> **What the task requires**
Find every line containing the string "mask" in the data below, and report how many there are, with no other words.

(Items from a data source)
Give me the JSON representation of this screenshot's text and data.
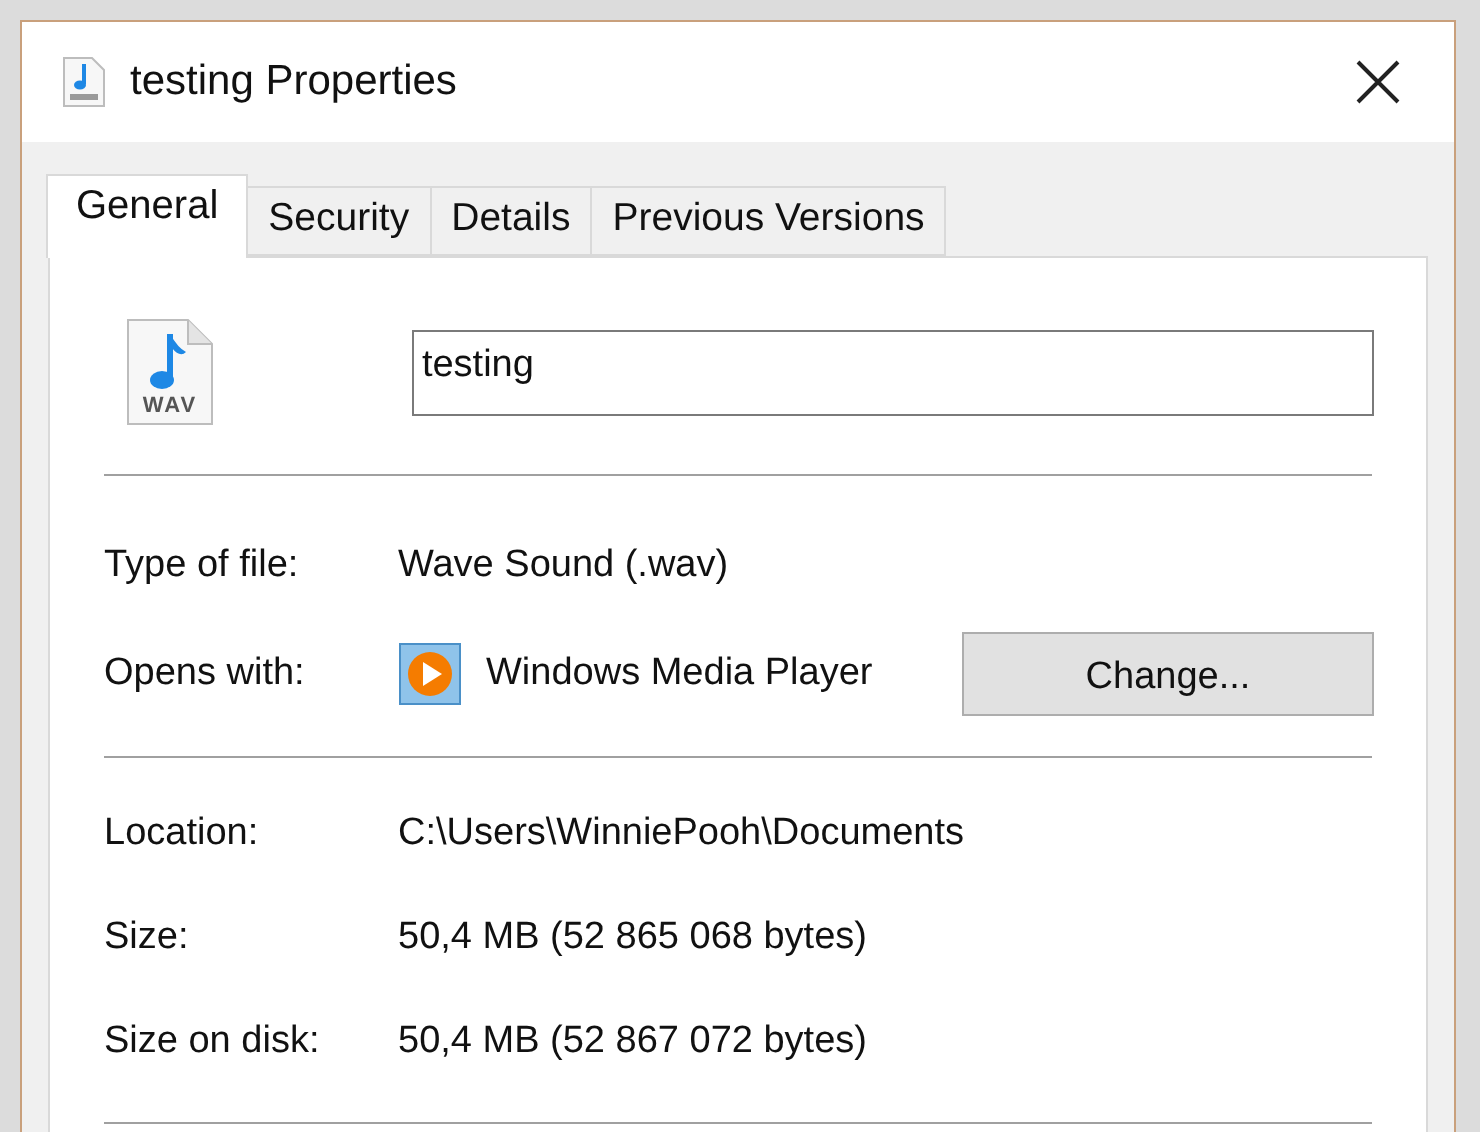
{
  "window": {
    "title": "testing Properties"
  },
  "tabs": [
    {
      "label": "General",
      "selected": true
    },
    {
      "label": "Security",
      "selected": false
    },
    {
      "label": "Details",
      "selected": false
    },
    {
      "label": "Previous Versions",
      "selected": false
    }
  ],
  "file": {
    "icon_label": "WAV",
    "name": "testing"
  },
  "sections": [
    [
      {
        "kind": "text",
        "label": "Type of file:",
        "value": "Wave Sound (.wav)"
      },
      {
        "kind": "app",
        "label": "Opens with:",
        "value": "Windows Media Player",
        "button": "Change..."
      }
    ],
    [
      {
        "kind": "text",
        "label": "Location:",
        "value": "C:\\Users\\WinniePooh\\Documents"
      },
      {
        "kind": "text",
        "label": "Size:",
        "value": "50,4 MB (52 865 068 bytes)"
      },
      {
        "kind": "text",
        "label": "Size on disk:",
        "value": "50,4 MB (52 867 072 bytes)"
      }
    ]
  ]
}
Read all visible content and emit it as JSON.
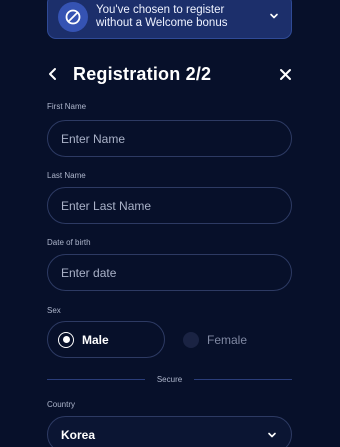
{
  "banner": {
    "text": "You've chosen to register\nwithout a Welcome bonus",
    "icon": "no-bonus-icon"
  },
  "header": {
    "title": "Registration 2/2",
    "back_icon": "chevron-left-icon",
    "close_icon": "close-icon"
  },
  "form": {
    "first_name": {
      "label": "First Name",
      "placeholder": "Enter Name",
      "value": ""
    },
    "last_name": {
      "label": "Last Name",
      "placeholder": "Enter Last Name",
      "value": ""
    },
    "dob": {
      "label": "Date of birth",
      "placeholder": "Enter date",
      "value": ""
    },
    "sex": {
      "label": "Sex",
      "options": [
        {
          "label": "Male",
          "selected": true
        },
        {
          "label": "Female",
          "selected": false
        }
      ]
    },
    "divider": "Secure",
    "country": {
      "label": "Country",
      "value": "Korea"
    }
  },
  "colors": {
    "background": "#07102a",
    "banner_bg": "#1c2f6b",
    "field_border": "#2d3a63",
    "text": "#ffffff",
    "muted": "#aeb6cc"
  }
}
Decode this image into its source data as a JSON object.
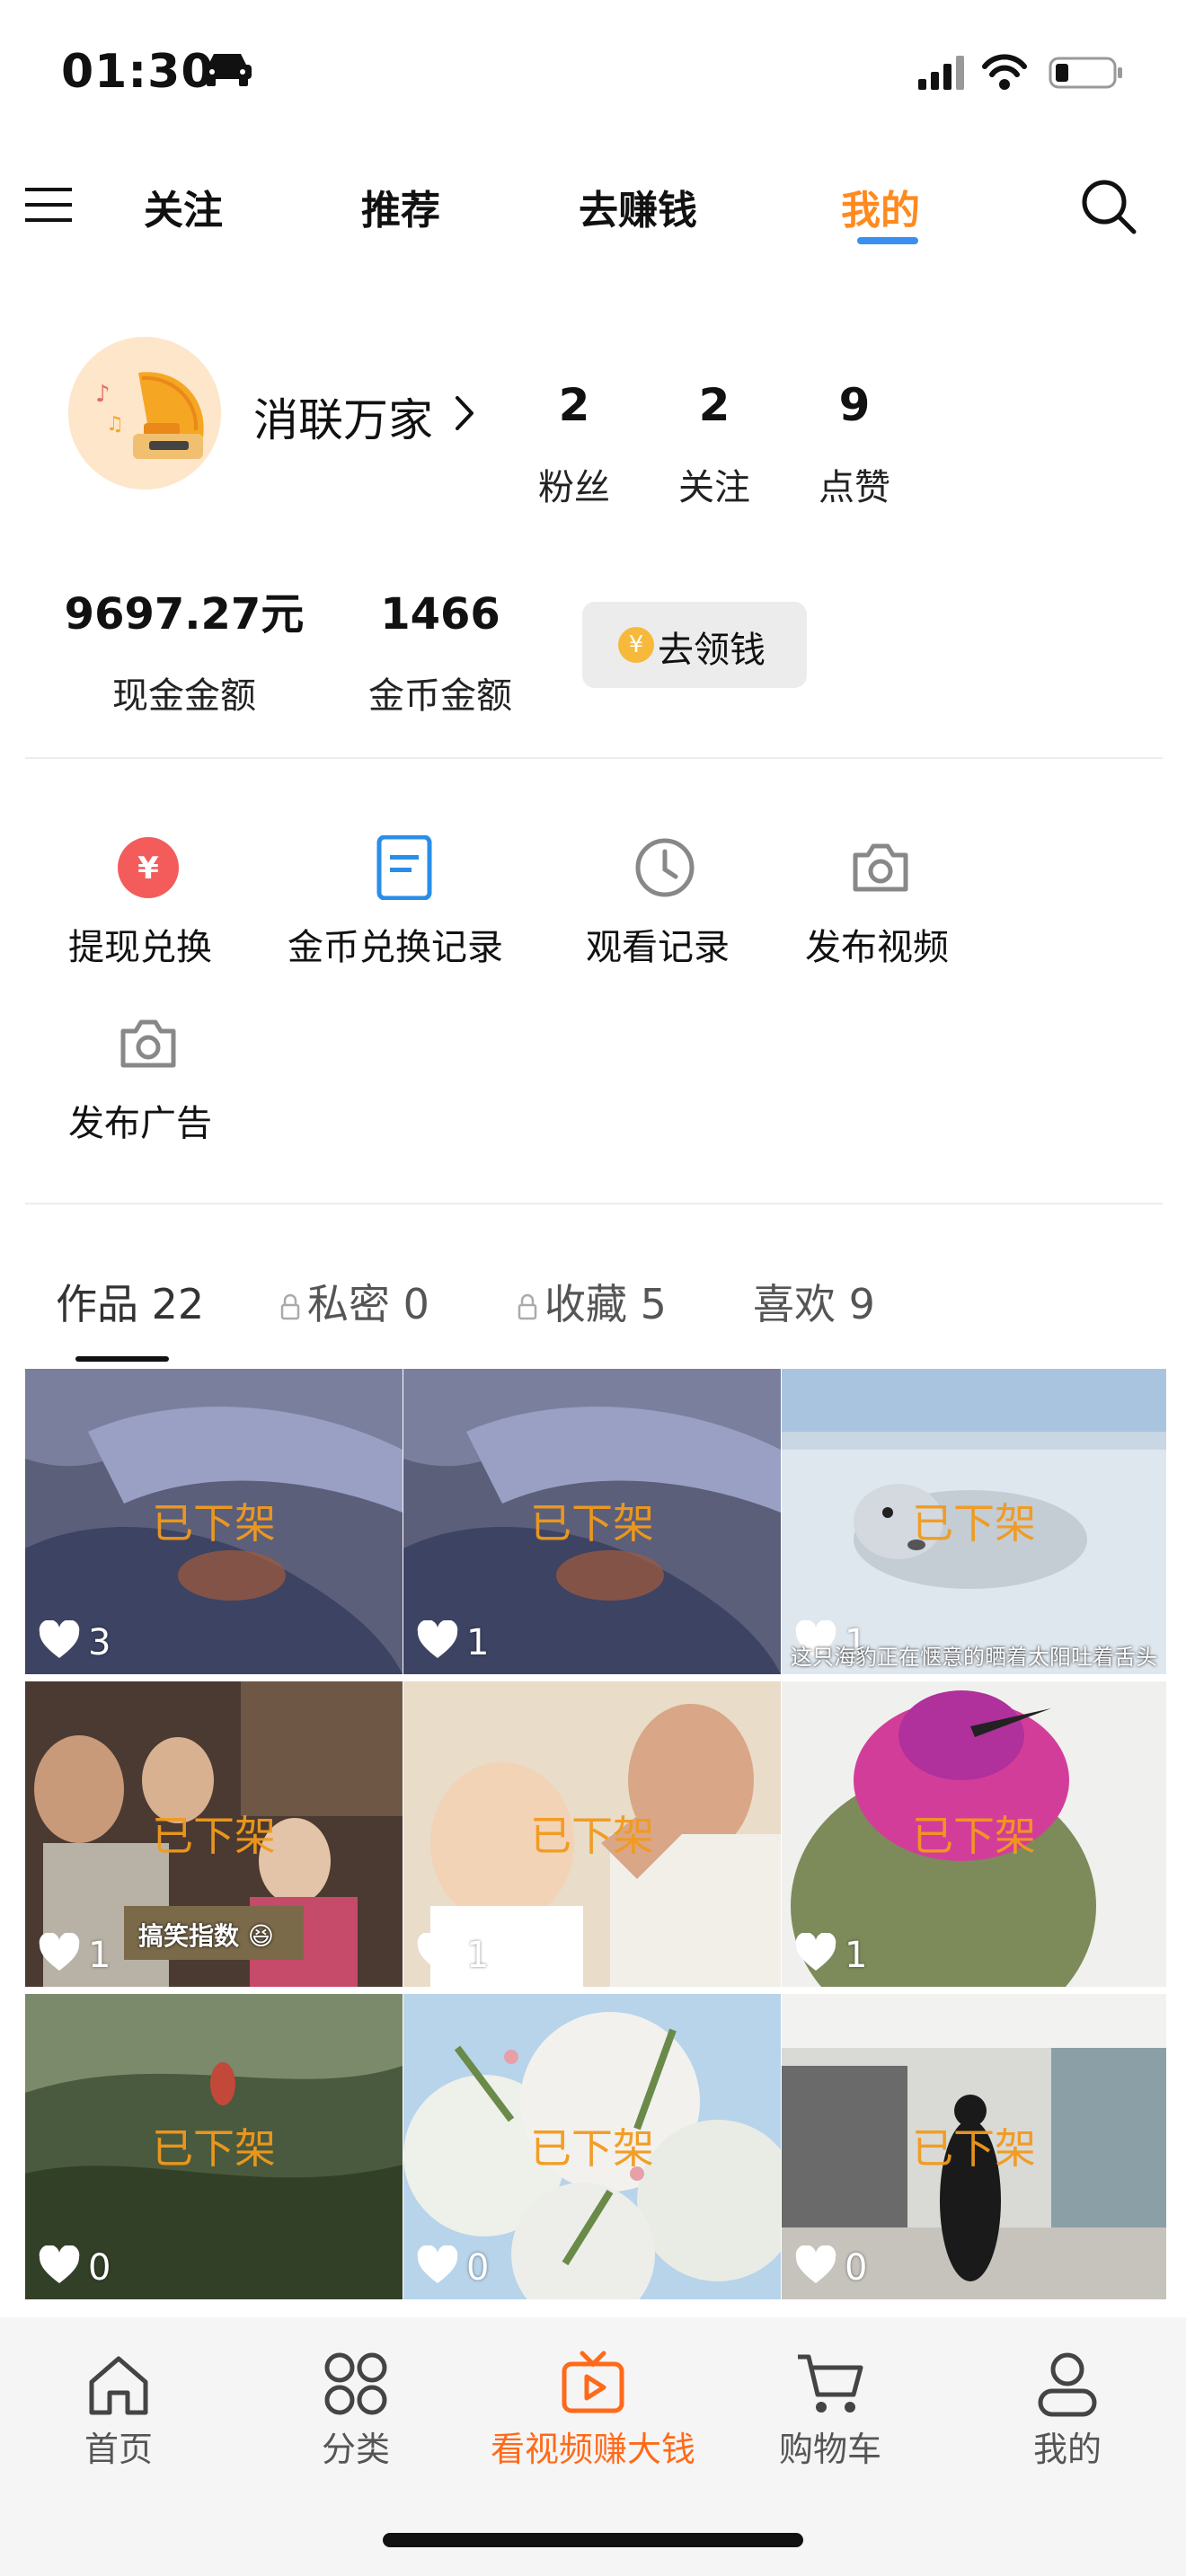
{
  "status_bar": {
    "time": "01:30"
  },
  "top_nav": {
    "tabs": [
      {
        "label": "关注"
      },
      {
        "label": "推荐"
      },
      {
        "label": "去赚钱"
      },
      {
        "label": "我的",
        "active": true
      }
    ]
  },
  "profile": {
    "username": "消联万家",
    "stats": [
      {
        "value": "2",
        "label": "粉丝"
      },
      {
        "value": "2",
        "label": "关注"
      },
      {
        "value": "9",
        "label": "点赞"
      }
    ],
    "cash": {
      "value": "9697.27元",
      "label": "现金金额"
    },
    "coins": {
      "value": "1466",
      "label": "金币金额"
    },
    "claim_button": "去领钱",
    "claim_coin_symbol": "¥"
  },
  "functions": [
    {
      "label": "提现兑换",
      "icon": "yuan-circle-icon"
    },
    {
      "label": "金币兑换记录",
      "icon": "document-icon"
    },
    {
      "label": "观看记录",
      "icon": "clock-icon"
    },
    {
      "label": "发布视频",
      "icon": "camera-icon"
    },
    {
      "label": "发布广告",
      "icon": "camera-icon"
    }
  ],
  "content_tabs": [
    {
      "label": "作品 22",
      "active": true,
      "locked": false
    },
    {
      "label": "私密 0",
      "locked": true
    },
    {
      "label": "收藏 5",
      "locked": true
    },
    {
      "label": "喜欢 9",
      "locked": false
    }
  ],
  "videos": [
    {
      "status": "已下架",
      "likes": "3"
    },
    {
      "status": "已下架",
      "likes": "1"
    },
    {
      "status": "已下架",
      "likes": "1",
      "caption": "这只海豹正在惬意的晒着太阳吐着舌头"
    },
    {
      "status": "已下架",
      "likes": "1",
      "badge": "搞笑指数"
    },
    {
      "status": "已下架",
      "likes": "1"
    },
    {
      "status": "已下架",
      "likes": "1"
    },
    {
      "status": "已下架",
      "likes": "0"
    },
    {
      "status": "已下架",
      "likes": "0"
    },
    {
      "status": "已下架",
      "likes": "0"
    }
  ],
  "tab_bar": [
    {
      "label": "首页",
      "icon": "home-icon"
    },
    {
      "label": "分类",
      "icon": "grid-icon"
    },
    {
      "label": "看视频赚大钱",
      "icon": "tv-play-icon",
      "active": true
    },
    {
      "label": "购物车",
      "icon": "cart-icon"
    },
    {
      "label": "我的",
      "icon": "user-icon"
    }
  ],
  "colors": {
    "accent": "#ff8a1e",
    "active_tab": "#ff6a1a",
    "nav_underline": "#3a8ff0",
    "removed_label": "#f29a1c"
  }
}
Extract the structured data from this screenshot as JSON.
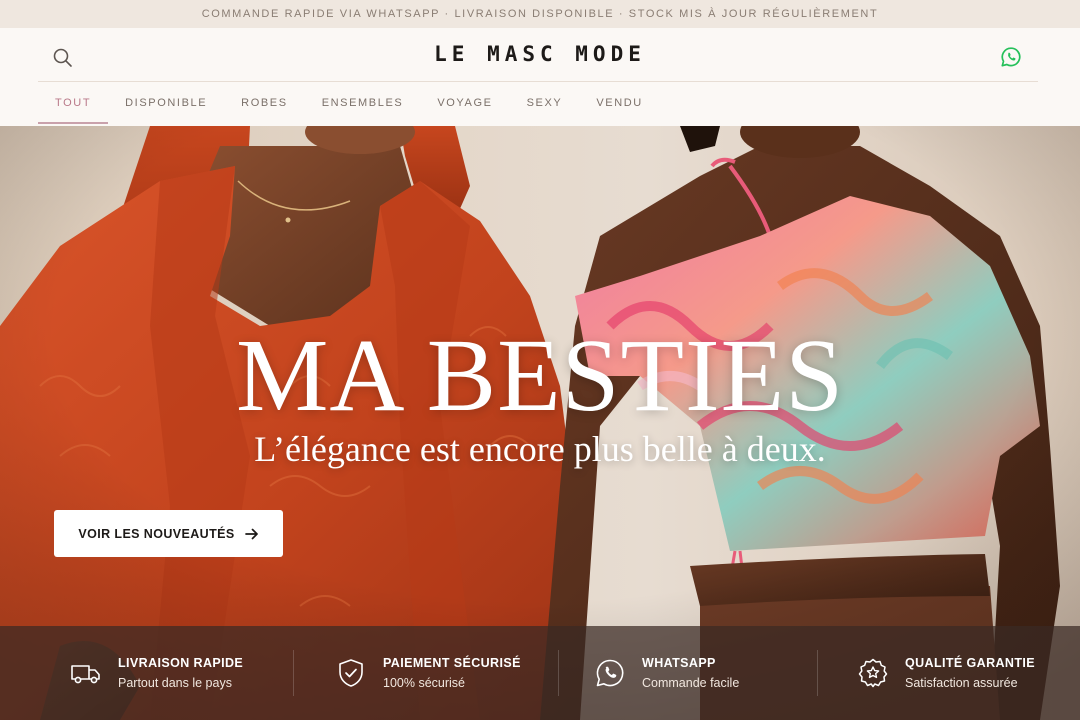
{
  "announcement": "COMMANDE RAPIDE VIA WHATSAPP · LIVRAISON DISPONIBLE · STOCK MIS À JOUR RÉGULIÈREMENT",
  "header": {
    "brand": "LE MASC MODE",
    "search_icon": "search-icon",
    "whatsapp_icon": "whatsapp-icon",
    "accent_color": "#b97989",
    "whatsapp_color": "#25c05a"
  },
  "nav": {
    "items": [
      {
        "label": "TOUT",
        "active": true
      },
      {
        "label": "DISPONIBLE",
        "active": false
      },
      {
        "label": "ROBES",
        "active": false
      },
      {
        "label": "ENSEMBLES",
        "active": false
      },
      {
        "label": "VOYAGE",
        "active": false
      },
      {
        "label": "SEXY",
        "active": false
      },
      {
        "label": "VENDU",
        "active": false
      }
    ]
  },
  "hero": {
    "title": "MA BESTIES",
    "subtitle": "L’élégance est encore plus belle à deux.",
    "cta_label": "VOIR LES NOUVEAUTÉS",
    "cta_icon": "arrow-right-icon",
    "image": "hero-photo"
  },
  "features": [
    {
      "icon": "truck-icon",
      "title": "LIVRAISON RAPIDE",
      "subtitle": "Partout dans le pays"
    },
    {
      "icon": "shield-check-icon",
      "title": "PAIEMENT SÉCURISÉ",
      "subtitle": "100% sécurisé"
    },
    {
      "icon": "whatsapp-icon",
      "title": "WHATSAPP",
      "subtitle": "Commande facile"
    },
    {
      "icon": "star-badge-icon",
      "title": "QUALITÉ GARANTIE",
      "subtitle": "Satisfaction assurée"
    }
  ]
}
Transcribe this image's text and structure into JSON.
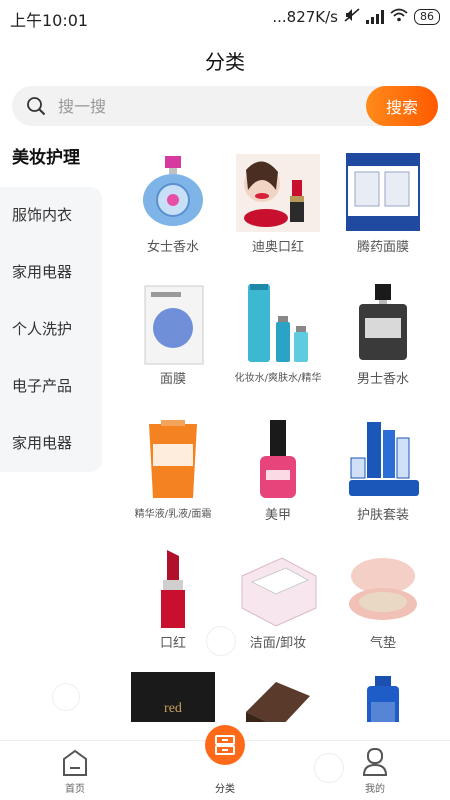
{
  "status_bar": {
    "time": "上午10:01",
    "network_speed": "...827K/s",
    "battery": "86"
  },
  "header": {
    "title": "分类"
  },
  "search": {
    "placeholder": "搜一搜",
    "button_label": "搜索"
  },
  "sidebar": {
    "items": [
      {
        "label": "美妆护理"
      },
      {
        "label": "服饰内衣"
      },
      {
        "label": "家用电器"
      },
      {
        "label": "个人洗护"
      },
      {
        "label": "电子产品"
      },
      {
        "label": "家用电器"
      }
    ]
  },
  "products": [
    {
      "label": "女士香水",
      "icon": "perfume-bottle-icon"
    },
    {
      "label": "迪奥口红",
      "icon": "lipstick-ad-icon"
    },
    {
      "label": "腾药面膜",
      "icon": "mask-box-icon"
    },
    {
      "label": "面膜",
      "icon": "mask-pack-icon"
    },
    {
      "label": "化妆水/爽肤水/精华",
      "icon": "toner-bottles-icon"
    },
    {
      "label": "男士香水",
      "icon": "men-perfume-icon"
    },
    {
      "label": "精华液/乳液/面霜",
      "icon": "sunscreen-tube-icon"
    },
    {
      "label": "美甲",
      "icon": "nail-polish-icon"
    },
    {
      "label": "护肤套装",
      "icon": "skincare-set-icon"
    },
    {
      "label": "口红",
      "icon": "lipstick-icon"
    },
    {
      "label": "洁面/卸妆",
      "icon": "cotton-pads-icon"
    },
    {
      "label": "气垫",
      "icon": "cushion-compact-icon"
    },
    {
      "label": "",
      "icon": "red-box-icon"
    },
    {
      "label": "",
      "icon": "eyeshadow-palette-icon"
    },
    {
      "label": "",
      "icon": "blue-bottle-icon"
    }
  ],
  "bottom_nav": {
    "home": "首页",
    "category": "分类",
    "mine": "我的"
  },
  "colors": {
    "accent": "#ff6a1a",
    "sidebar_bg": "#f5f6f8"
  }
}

> **Response box**
2